“We’re preparing for a six-month duration where it’s just the three of us,” he said. “We’re getting lots of extra training, at specialist levels, for Andrei and Nikolai on all the U.S.-side equipment.”
Cassidy said he’s hopeful that either a Boeing CST-100 Starliner or SpaceX Crew Dragon spacecraft will visit the station during their time on the station, each carrying two NASA astronauts and, in the case of Starliner, former NASA astronaut and current Boeing employee Chris Ferguson.
A Starliner mission would likely be an extended duration stay, as NASA has been working with Boeing on plans for that for some time. Agency officials said in October the SpaceX Demo-2 mission, the crewed flight test of the Crew Dragon spacecraft, could be extended as well.
However, neither crewed test flight has been scheduled yet, pending the outcome of upcoming tests and other work to certify the spacecraft to carry people. “With luck we’ll have commercial crew,” Cassidy said. “But we’re also ready operationally, mentally, all that, prepared to just be the three of us on the station.”

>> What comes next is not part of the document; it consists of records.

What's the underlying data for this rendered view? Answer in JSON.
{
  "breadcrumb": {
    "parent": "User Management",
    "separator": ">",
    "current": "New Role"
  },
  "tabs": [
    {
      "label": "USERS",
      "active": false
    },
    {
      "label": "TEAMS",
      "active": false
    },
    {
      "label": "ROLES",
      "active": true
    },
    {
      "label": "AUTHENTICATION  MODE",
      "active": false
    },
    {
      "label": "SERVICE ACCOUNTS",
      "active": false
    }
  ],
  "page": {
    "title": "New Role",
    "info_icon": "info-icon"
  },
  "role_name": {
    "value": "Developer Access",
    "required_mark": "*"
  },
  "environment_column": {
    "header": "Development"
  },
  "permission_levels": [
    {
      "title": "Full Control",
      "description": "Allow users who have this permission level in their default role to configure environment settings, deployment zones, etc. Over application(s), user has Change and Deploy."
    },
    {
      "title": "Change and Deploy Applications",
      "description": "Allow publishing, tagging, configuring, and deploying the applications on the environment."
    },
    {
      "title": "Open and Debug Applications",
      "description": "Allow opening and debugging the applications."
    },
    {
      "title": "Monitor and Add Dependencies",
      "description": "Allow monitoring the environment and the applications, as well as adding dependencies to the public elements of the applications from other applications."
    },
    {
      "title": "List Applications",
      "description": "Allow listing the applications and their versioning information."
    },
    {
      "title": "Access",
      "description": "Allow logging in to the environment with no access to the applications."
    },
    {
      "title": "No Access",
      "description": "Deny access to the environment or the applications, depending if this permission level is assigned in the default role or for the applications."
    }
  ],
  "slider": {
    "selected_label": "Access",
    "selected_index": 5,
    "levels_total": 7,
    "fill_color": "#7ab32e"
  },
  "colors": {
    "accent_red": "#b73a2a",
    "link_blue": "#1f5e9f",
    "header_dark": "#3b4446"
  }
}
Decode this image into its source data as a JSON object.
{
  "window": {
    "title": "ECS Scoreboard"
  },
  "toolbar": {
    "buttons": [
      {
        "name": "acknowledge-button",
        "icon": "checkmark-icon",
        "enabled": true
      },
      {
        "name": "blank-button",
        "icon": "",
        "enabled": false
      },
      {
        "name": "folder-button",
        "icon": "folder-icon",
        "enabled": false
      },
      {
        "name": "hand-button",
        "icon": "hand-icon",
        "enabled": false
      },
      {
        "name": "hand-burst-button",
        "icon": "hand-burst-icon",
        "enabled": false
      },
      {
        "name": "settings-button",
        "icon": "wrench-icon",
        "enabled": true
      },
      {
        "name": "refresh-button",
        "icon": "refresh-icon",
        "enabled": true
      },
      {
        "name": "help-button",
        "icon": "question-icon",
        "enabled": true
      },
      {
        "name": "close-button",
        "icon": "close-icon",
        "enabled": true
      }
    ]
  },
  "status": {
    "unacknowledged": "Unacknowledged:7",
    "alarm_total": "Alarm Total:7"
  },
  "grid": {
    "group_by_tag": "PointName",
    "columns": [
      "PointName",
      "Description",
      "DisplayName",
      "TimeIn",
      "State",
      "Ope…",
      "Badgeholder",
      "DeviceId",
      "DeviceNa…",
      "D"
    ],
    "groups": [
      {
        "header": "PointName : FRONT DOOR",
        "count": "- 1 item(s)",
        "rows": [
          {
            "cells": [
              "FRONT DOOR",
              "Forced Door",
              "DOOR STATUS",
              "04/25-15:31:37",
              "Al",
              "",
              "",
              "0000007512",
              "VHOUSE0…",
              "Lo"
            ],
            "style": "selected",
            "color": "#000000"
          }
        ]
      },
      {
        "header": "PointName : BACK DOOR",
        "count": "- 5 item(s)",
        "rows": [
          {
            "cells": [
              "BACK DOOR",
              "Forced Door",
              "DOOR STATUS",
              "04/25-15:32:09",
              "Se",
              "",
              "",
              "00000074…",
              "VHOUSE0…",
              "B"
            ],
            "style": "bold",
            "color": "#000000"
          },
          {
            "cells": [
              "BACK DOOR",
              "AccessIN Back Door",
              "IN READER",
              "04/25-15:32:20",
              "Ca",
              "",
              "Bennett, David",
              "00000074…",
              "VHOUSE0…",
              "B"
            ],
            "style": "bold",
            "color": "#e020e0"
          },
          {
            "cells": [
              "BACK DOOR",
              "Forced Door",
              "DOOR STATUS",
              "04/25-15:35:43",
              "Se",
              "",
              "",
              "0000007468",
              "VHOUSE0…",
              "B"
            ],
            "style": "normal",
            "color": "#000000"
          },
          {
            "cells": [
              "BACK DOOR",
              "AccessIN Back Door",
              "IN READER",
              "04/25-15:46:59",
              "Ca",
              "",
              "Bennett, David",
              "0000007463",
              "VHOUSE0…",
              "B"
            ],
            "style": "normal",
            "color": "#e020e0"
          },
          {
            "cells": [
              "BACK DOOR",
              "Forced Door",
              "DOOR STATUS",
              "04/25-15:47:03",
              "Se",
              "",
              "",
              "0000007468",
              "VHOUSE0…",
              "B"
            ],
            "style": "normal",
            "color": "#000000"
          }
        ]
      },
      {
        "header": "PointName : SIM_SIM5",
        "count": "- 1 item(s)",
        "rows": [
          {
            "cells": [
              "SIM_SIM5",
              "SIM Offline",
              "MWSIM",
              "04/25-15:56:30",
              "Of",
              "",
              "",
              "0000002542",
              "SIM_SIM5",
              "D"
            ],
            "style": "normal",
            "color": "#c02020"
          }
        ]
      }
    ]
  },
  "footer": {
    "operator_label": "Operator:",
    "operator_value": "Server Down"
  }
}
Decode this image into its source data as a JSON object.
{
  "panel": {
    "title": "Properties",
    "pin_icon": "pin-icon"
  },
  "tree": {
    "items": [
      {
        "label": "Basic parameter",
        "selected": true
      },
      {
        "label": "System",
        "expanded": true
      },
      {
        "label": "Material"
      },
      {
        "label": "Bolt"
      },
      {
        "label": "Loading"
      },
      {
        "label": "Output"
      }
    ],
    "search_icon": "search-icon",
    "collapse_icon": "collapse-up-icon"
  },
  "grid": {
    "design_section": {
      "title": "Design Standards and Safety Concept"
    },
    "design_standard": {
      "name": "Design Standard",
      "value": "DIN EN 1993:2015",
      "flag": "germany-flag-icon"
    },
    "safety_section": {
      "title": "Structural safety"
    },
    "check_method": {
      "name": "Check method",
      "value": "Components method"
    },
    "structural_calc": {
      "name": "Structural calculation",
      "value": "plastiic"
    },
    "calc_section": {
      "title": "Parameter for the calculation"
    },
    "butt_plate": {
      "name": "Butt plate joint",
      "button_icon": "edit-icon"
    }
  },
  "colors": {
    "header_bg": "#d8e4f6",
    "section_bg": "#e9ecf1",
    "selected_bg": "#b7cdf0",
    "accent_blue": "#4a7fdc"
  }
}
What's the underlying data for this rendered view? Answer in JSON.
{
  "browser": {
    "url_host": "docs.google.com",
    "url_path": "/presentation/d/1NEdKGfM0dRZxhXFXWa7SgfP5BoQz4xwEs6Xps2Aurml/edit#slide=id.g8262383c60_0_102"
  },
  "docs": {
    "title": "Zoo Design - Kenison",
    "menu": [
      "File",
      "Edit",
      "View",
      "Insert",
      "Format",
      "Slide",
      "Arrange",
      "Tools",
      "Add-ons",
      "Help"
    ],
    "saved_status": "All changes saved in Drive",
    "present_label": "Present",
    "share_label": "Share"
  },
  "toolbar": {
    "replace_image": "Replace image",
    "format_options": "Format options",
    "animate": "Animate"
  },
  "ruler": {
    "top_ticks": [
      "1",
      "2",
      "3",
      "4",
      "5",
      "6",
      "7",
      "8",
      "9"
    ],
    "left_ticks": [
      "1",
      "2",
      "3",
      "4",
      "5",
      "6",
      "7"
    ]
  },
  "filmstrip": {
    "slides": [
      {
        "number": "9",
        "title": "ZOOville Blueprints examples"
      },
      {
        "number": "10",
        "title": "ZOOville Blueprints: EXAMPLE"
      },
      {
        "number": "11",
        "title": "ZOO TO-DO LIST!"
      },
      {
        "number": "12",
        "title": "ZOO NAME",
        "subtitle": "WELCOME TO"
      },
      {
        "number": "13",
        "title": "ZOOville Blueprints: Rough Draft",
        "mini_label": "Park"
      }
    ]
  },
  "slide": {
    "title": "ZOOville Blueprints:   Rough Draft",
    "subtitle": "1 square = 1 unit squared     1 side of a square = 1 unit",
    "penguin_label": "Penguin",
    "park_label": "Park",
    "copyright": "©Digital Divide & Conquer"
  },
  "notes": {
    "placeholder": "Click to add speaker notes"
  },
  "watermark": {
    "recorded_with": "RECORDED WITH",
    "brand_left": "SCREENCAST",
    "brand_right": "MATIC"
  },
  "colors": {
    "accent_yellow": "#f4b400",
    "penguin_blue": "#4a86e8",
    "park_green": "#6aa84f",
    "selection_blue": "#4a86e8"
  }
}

Delays in commercial crew has forced NASA to adjust flight assignments in order to maintain a presence on the station. The Japanese space agency JAXA had hoped to have one of its astronauts on the station next summer to coincide with the Summer Olympics in Tokyo, but the lack of available seats led NASA to fly Cassidy on the only available Soyuz seat.